There is a new bill in the nation's capital that is getting a lot of attention for all the wrong reasons. H.R. 586 is a conservative-backed bill that would threaten the rights of women for years to come, if passed. The bill is defined as a "personhood" bill — as the bill details when a "person" earns their rights. But what does "personhood" mean and how can it be defined by Congress?
H.R. 586, first introduced in the House on Tues. Jan 17, is sponsored by Georgia Republican Rep. Jody Hice, and is formally called the "Sanctity of Human Life Act." The bill, as defined by congress.gov, declares that every person deserves the right to life and that states have the rights to protect lives. But even further, it defines what a person is — stating "each human life begins with fertilization, cloning, or its equivalent, at which time every human has all the legal and constitutional attributes of personhood."
So if a human life begins at fertilization — then what is this personhood that they're legally obligated to have? From the standpoint of a basic definition, according to the dictionary.com, personhood is defined as "the state of being a person" or "the state of being an individual or having human characteristics and feelings." Legislators define personhood more or less the same way. So does H.R. 586 tick all those boxes? Not really.
According to Rewire, personhood laws seek to classify fertilized eggs, embryos, and fetuses as "persons" — which grants them "full legal protection" under the constitution. Personhood basically guarantees these eggs the right to life and their rights the moment they're fertilized. By granting these things personhood, it ultimately could criminalize abortion, and, according to Rewire, could, in more severe terms, ban in vitro fertilization.
According to NPR, if fertilized eggs were to be granted personhood it would be bad news for women everywhere. "You could essentially have every pregnant woman subject to a person who is entitled to her medical records," NPR explained, "who is entitled to require her to undergo whatever medical procedure is best for her, have her arrested if she doesn't obey."

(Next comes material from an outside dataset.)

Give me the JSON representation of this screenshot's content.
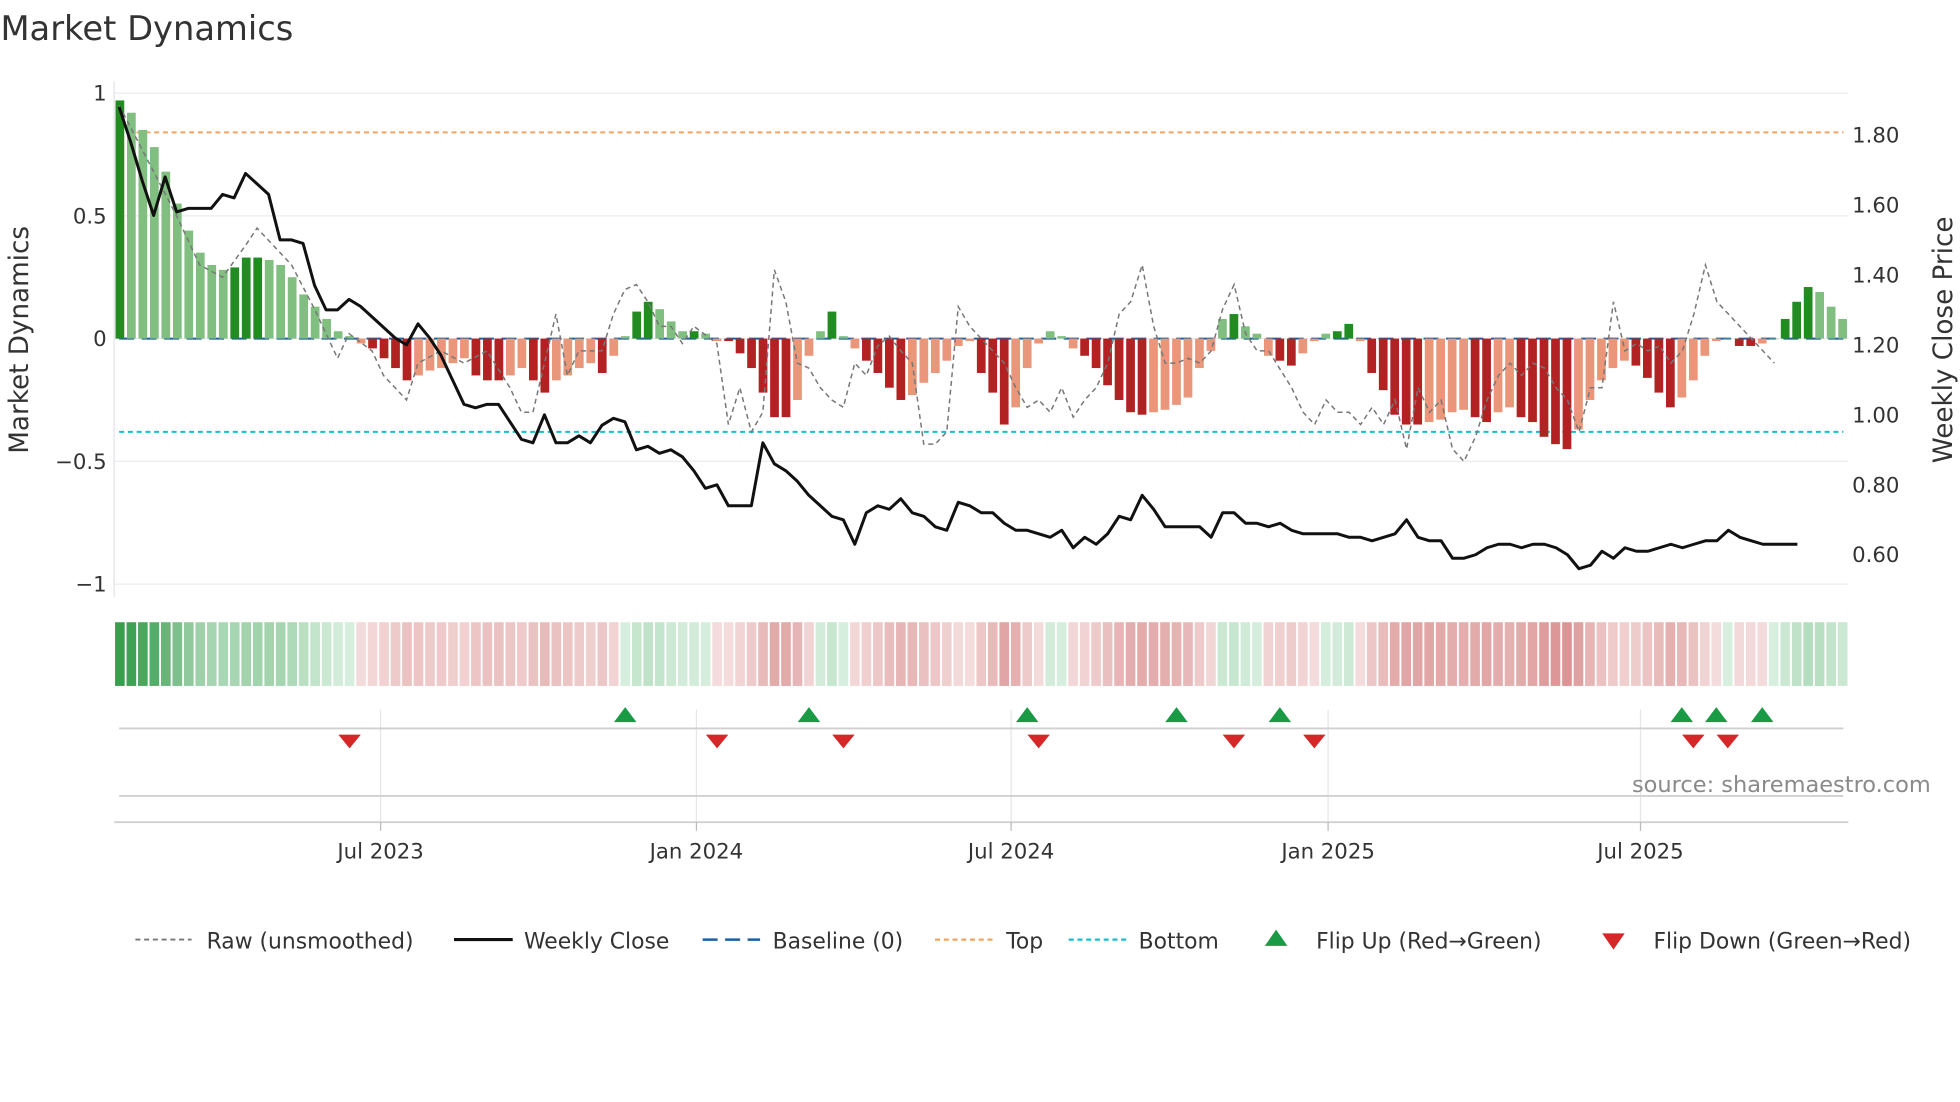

But just like many have different interpretations on when life begins, many have different interpretations of personhood, according to Rewire. There is "natural personhood" or the idea that "natural persons" are granted rights at birth — or "judicial personhood," which is defined by laws. This is why personhood bills are not super successful — for years personhood bills have not passed in states across the nation.
H.R. 586 has 20 co-sponsors — but will have to be passed by House and Senate and signed into law by President Trump to officially grant embryos and fetuses "personhood." For now, critics and supporters will both have to wait and see what happens.